Harris’ wife-who-would-be-queen is an unstoppable force, her voice soaring with the relentless zeal and appetite of this starkly driven creature for power. Louis Otey’s Macbeth has little of the deeply flawed nobility that Shakespeare gave his character but never fails to dominate David Gano’s superbly simple yet gorgeously rich and dark backdrops.
At times, moments of tenderness surprise and are all the sweeter for their appearance, most notably when tenor Joshua Kohl’s Macduff sings with exquisite sadness of the loss of his wife and children to the tyrant’s bloodthirsty sword.

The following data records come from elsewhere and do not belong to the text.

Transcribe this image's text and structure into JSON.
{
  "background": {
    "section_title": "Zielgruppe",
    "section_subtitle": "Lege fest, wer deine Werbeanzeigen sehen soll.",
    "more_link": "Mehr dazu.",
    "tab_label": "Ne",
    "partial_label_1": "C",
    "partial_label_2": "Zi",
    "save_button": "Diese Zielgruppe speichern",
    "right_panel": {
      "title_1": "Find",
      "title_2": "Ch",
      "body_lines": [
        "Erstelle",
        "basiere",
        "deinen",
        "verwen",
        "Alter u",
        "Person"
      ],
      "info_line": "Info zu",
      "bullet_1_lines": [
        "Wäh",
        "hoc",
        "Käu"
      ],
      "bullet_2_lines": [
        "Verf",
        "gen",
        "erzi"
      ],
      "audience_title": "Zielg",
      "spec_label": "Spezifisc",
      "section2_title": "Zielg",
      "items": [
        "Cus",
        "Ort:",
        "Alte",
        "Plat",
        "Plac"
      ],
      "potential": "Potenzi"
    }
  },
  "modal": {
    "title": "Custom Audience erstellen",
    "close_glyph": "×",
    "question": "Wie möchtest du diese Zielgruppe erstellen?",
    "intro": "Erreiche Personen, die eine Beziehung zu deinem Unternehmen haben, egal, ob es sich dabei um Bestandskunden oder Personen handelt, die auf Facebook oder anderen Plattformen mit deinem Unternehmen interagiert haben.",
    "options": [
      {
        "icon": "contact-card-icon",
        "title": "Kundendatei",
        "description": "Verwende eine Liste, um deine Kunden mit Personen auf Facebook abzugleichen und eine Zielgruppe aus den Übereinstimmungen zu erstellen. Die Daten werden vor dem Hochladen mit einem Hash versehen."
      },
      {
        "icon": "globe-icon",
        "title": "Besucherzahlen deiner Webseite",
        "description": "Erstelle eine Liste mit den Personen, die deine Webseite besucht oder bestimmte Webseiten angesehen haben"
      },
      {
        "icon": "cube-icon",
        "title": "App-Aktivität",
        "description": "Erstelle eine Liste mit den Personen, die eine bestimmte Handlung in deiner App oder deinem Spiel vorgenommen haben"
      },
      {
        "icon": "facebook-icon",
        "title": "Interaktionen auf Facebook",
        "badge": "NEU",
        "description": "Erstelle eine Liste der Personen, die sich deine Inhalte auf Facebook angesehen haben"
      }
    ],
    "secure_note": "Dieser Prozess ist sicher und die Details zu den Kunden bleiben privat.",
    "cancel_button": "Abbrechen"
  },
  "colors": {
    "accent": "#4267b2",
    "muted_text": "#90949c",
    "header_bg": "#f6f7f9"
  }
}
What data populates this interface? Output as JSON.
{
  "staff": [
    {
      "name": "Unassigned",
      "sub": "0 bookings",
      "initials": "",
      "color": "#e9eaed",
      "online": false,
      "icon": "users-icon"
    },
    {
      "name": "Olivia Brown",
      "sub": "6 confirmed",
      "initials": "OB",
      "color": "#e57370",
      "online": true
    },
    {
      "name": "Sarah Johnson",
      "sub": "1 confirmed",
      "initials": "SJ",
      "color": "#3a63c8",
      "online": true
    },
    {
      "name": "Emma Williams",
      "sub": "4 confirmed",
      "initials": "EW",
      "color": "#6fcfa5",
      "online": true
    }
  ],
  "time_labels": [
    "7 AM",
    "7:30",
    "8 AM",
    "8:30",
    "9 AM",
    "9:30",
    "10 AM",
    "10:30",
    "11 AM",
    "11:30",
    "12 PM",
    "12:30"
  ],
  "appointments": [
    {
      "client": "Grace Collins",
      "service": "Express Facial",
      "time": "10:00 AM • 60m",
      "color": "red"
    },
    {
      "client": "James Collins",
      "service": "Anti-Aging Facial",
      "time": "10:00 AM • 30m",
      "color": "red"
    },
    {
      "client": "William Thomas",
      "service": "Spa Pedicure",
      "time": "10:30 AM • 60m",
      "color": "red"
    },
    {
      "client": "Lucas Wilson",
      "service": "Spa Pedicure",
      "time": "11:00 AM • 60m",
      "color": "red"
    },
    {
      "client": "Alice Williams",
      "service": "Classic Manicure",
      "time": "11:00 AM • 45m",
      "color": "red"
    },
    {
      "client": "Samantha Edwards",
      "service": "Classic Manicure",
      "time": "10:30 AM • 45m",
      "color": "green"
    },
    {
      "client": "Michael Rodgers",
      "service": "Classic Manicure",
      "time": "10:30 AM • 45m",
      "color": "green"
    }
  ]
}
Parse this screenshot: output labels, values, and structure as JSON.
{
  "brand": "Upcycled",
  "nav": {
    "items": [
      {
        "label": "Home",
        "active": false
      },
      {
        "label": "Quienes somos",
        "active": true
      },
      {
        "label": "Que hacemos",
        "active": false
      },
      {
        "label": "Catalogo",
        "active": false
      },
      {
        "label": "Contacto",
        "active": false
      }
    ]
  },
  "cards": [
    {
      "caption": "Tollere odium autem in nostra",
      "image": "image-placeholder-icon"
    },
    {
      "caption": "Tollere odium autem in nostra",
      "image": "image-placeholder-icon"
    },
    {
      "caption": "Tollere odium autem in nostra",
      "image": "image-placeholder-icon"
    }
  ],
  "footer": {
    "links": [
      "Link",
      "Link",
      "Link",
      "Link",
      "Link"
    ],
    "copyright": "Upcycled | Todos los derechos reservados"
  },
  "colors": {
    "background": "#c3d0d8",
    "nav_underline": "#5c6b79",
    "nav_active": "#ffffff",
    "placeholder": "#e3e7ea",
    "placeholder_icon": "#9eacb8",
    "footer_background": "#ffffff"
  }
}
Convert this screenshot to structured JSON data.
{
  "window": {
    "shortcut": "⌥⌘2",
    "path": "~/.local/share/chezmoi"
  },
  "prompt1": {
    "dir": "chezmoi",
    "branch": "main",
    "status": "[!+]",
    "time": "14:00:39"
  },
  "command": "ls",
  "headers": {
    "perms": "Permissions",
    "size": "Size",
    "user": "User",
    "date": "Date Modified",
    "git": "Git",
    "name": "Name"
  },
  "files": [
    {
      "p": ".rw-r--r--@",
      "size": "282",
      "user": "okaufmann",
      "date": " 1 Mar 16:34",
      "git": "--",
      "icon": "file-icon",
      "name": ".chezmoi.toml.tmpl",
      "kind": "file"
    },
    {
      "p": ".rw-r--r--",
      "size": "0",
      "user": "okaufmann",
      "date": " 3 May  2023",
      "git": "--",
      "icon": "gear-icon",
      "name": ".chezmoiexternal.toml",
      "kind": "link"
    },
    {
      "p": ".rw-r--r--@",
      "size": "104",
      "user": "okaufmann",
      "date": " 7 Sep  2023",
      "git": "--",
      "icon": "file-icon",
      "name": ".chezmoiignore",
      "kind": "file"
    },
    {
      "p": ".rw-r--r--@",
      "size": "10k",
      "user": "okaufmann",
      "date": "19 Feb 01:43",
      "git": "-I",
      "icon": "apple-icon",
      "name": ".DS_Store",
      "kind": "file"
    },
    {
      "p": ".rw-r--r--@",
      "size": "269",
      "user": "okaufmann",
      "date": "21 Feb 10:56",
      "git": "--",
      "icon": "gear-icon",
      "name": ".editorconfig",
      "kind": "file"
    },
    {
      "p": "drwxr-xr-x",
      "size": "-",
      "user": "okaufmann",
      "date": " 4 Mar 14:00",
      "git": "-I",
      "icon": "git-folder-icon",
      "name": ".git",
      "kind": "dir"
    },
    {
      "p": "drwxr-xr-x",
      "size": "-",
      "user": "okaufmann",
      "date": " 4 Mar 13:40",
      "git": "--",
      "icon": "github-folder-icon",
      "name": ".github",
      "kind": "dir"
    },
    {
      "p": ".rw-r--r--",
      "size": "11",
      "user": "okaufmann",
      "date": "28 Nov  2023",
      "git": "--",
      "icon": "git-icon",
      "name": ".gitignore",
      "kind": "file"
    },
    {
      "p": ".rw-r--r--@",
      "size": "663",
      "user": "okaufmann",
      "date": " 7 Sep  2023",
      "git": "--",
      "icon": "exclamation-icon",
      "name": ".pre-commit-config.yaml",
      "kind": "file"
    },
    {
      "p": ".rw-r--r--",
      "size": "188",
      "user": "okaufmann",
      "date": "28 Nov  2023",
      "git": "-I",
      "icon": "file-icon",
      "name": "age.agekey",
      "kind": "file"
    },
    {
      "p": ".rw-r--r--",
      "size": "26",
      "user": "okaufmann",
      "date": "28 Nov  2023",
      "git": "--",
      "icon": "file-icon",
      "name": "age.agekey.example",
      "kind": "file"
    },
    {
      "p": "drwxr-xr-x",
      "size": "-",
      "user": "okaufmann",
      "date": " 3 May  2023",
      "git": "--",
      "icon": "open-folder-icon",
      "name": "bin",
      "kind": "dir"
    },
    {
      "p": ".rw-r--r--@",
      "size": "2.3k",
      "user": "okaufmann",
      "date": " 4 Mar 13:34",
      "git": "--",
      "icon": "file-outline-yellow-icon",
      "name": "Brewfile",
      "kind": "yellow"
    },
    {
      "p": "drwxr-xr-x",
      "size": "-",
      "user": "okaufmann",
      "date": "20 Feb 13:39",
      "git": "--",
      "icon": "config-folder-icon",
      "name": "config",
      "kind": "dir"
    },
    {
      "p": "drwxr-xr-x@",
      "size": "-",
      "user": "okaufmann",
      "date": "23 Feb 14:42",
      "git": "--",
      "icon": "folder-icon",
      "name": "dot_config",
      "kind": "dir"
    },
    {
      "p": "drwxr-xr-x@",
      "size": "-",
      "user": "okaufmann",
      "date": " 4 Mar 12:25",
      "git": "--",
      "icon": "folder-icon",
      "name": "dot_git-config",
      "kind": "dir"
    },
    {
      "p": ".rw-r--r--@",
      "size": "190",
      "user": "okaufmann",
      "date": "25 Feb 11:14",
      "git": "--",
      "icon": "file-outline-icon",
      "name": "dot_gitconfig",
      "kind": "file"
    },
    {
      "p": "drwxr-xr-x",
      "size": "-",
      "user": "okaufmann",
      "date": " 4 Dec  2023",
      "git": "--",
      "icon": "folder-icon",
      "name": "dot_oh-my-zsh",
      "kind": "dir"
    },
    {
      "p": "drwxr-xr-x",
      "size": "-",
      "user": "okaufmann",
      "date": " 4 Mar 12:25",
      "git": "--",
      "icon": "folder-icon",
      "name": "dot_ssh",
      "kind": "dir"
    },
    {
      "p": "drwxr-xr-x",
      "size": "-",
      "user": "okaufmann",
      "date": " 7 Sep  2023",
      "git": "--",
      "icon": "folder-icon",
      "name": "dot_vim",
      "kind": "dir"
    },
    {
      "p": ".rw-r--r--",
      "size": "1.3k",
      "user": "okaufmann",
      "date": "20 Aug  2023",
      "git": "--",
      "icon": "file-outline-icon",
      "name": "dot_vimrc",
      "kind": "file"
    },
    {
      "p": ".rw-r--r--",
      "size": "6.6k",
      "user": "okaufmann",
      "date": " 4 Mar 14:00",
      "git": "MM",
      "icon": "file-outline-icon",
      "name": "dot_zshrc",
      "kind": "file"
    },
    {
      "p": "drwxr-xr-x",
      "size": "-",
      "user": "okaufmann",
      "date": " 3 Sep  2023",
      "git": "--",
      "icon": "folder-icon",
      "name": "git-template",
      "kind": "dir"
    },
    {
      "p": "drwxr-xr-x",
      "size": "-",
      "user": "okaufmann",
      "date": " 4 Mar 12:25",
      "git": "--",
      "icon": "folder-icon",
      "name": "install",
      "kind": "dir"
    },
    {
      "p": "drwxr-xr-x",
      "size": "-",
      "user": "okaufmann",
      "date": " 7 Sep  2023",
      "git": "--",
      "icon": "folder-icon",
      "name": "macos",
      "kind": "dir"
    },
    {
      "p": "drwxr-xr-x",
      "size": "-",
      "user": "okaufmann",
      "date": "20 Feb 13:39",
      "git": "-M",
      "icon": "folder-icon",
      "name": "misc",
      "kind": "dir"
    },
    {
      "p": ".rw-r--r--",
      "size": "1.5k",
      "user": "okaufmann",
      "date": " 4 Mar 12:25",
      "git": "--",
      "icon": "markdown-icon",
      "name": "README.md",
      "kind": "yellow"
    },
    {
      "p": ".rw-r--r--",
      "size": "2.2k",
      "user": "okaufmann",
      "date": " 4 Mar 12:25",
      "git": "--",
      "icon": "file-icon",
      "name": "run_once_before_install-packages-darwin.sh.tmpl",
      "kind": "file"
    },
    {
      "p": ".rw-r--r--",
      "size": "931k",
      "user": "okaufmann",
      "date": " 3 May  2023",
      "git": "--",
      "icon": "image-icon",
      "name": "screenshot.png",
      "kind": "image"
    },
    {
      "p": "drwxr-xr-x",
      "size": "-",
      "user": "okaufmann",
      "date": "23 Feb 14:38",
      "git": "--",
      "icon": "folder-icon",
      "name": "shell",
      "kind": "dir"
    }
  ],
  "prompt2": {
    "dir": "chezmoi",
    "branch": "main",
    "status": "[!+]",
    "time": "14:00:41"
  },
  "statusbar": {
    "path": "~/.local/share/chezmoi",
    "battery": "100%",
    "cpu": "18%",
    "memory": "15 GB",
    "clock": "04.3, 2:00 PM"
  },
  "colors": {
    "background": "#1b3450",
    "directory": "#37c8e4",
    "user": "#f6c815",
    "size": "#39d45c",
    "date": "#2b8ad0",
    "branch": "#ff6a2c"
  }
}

If the supernatural aspects of the work— whether it’s the seething mass of three groups of witches or a rubbery cauldron—leave a little to be desired, the true wonder here is the masterful depth of Harris’, Otey’s and Kohl’s performances. At the final dress rehearsal, the cast was rewarded by a wildly enthusiastic standing ovation, suggesting that despite these tough economic times, Utah Opera has another winner on its hands.
In a word: sublime.